January 6-28, 2018

 Far Out Gallery
3004 Taraval Street (at 40th Avenue), San Francisco CA

The human body was the central focus of western art for some six centuries, from the Renaissance, when anatomical studies began (at some risk to venturesome artists like Leonardo), until the advent of Modernism, when artists rejected academic style and the idea of man as semi-divine. Delacroix’s“admirable poem, that human body from which I am learning to read” had declined into, in essence, debased doggerel. With Dada and Surrealism, artists sought to portray the complexities of modern consciousness, not the dogmas of received wisdom from Greco-Roman and Christian culture.
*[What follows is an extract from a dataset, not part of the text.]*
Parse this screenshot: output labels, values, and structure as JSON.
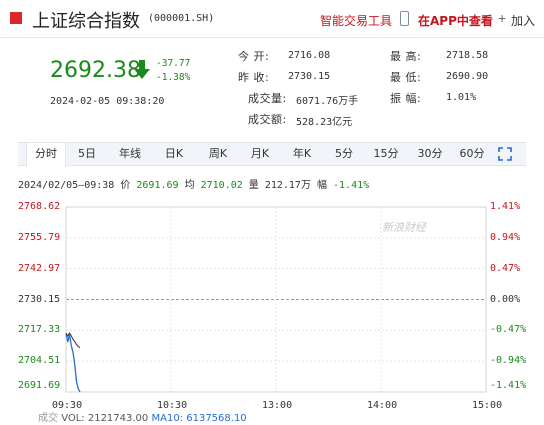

 The East Bay painter Lew Carson draws on the Dadaist/Surrealist  collage tradition for his poetic imaginary landscapes (or, to use Roberto Matta’s term, ‘inscapes;) Inspired by anatomical diagrams, including the famous 1858 classic text, Gray’s Anatomy (still being published!), which he he found “familiar, complex and mysterious”—Carson layers his anatomical contour drawings atop printed maps mounted to wooden panels. Since the topography remains legible beneath Carson’s translucent glazes, he combines, in Secret Maps of the Body, the inner world and the outer, the self and the world. “Ascension,” “A Narrative of Longing,” “Bone Scape,” “Sequence/Consequence,” and “Luminous Entity” depict the body as a microcosm of the universe. All accounts of mystical experiences note the loss of self and ego—or, rather, their incorporation into the fabric of the cosmos. Carson sees art as a potential vehicle for “transport[ing] us from the ordinary to the ecstatic, a heightened state of clarity and bliss,” and these lyrical semi-abstract paintings, with their glowing, stained-glass palettes and biomorphic forms, show that art can be, despite the aesthetic cynicism of recent years, transcendent, merging the personal with the universal.